=== Interface dataset entries ===
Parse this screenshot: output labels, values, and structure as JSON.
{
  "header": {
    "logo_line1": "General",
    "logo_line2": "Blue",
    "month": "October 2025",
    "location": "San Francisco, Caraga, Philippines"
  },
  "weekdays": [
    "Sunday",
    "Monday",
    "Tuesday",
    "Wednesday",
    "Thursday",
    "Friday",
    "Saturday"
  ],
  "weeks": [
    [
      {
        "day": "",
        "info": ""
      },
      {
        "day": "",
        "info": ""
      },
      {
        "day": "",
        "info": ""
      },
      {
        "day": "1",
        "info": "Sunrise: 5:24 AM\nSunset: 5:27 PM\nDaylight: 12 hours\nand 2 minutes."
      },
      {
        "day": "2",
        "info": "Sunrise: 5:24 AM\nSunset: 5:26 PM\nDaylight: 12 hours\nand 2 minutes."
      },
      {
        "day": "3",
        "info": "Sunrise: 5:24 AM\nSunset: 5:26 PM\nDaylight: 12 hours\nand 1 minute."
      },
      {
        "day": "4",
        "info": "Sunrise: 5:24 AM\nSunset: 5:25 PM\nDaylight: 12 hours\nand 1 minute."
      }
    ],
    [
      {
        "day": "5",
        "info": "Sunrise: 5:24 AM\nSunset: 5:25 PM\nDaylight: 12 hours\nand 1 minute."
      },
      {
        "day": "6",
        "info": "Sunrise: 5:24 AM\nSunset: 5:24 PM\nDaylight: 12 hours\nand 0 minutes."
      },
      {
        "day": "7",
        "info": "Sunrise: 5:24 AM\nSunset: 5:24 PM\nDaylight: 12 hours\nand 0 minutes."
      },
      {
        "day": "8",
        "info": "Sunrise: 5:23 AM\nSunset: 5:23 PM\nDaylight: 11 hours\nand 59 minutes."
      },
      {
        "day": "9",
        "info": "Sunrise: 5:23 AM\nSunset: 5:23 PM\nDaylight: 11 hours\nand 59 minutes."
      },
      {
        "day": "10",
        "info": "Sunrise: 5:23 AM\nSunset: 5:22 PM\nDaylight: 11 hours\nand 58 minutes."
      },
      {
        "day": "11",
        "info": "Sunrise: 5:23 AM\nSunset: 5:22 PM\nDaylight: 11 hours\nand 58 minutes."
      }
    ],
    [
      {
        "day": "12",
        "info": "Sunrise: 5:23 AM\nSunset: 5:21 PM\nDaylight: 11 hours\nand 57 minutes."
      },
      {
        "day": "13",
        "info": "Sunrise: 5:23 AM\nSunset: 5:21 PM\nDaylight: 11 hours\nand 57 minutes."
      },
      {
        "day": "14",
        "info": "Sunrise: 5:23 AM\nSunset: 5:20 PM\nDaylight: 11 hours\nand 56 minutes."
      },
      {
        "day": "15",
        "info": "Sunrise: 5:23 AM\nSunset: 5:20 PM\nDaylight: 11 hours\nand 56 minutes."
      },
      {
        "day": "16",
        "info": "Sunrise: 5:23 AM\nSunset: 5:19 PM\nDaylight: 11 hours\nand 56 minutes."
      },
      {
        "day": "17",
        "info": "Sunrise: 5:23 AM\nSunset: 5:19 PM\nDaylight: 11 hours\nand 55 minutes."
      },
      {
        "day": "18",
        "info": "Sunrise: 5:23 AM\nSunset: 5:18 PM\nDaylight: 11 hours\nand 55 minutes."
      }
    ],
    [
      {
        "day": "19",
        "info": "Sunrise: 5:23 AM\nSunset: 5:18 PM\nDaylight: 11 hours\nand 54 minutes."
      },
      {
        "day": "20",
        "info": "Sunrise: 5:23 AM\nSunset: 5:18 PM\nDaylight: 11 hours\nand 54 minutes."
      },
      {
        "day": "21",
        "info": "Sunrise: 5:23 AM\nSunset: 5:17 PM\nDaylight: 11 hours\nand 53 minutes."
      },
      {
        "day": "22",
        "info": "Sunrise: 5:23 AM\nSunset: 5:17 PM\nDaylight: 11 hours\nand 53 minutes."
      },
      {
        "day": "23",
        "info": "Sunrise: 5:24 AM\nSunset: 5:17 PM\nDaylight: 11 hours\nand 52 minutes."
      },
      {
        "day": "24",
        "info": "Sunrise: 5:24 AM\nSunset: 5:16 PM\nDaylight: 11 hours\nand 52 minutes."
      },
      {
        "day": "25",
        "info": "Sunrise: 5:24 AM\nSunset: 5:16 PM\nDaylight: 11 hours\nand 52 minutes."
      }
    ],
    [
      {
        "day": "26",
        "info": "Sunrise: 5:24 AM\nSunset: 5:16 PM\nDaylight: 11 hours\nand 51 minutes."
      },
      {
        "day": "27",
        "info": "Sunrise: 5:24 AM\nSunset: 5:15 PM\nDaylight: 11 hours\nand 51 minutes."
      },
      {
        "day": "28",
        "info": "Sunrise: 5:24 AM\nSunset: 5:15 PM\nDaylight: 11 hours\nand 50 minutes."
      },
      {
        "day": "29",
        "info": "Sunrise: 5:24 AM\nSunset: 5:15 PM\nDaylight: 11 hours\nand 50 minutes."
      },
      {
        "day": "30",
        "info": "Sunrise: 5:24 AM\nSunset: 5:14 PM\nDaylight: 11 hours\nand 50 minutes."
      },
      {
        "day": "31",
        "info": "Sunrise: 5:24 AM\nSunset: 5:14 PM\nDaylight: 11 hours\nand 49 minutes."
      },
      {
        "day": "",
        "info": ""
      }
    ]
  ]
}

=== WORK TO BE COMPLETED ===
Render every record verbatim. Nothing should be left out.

=== WRITTEN RESPONSE ===
Parse this screenshot: output labels, values, and structure as JSON.
{
  "header": {
    "logo_line1": "General",
    "logo_line2": "Blue",
    "month": "October 2025",
    "location": "San Francisco, Caraga, Philippines"
  },
  "weekdays": [
    "Sunday",
    "Monday",
    "Tuesday",
    "Wednesday",
    "Thursday",
    "Friday",
    "Saturday"
  ],
  "weeks": [
    [
      {
        "day": "",
        "info": ""
      },
      {
        "day": "",
        "info": ""
      },
      {
        "day": "",
        "info": ""
      },
      {
        "day": "1",
        "info": "Sunrise: 5:24 AM\nSunset: 5:27 PM\nDaylight: 12 hours\nand 2 minutes."
      },
      {
        "day": "2",
        "info": "Sunrise: 5:24 AM\nSunset: 5:26 PM\nDaylight: 12 hours\nand 2 minutes."
      },
      {
        "day": "3",
        "info": "Sunrise: 5:24 AM\nSunset: 5:26 PM\nDaylight: 12 hours\nand 1 minute."
      },
      {
        "day": "4",
        "info": "Sunrise: 5:24 AM\nSunset: 5:25 PM\nDaylight: 12 hours\nand 1 minute."
      }
    ],
    [
      {
        "day": "5",
        "info": "Sunrise: 5:24 AM\nSunset: 5:25 PM\nDaylight: 12 hours\nand 1 minute."
      },
      {
        "day": "6",
        "info": "Sunrise: 5:24 AM\nSunset: 5:24 PM\nDaylight: 12 hours\nand 0 minutes."
      },
      {
        "day": "7",
        "info": "Sunrise: 5:24 AM\nSunset: 5:24 PM\nDaylight: 12 hours\nand 0 minutes."
      },
      {
        "day": "8",
        "info": "Sunrise: 5:23 AM\nSunset: 5:23 PM\nDaylight: 11 hours\nand 59 minutes."
      },
      {
        "day": "9",
        "info": "Sunrise: 5:23 AM\nSunset: 5:23 PM\nDaylight: 11 hours\nand 59 minutes."
      },
      {
        "day": "10",
        "info": "Sunrise: 5:23 AM\nSunset: 5:22 PM\nDaylight: 11 hours\nand 58 minutes."
      },
      {
        "day": "11",
        "info": "Sunrise: 5:23 AM\nSunset: 5:22 PM\nDaylight: 11 hours\nand 58 minutes."
      }
    ],
    [
      {
        "day": "12",
        "info": "Sunrise: 5:23 AM\nSunset: 5:21 PM\nDaylight: 11 hours\nand 57 minutes."
      },
      {
        "day": "13",
        "info": "Sunrise: 5:23 AM\nSunset: 5:21 PM\nDaylight: 11 hours\nand 57 minutes."
      },
      {
        "day": "14",
        "info": "Sunrise: 5:23 AM\nSunset: 5:20 PM\nDaylight: 11 hours\nand 56 minutes."
      },
      {
        "day": "15",
        "info": "Sunrise: 5:23 AM\nSunset: 5:20 PM\nDaylight: 11 hours\nand 56 minutes."
      },
      {
        "day": "16",
        "info": "Sunrise: 5:23 AM\nSunset: 5:19 PM\nDaylight: 11 hours\nand 56 minutes."
      },
      {
        "day": "17",
        "info": "Sunrise: 5:23 AM\nSunset: 5:19 PM\nDaylight: 11 hours\nand 55 minutes."
      },
      {
        "day": "18",
        "info": "Sunrise: 5:23 AM\nSunset: 5:18 PM\nDaylight: 11 hours\nand 55 minutes."
      }
    ],
    [
      {
        "day": "19",
        "info": "Sunrise: 5:23 AM\nSunset: 5:18 PM\nDaylight: 11 hours\nand 54 minutes."
      },
      {
        "day": "20",
        "info": "Sunrise: 5:23 AM\nSunset: 5:18 PM\nDaylight: 11 hours\nand 54 minutes."
      },
      {
        "day": "21",
        "info": "Sunrise: 5:23 AM\nSunset: 5:17 PM\nDaylight: 11 hours\nand 53 minutes."
      },
      {
        "day": "22",
        "info": "Sunrise: 5:23 AM\nSunset: 5:17 PM\nDaylight: 11 hours\nand 53 minutes."
      },
      {
        "day": "23",
        "info": "Sunrise: 5:24 AM\nSunset: 5:17 PM\nDaylight: 11 hours\nand 52 minutes."
      },
      {
        "day": "24",
        "info": "Sunrise: 5:24 AM\nSunset: 5:16 PM\nDaylight: 11 hours\nand 52 minutes."
      },
      {
        "day": "25",
        "info": "Sunrise: 5:24 AM\nSunset: 5:16 PM\nDaylight: 11 hours\nand 52 minutes."
      }
    ],
    [
      {
        "day": "26",
        "info": "Sunrise: 5:24 AM\nSunset: 5:16 PM\nDaylight: 11 hours\nand 51 minutes."
      },
      {
        "day": "27",
        "info": "Sunrise: 5:24 AM\nSunset: 5:15 PM\nDaylight: 11 hours\nand 51 minutes."
      },
      {
        "day": "28",
        "info": "Sunrise: 5:24 AM\nSunset: 5:15 PM\nDaylight: 11 hours\nand 50 minutes."
      },
      {
        "day": "29",
        "info": "Sunrise: 5:24 AM\nSunset: 5:15 PM\nDaylight: 11 hours\nand 50 minutes."
      },
      {
        "day": "30",
        "info": "Sunrise: 5:24 AM\nSunset: 5:14 PM\nDaylight: 11 hours\nand 50 minutes."
      },
      {
        "day": "31",
        "info": "Sunrise: 5:24 AM\nSunset: 5:14 PM\nDaylight: 11 hours\nand 49 minutes."
      },
      {
        "day": "",
        "info": ""
      }
    ]
  ]
}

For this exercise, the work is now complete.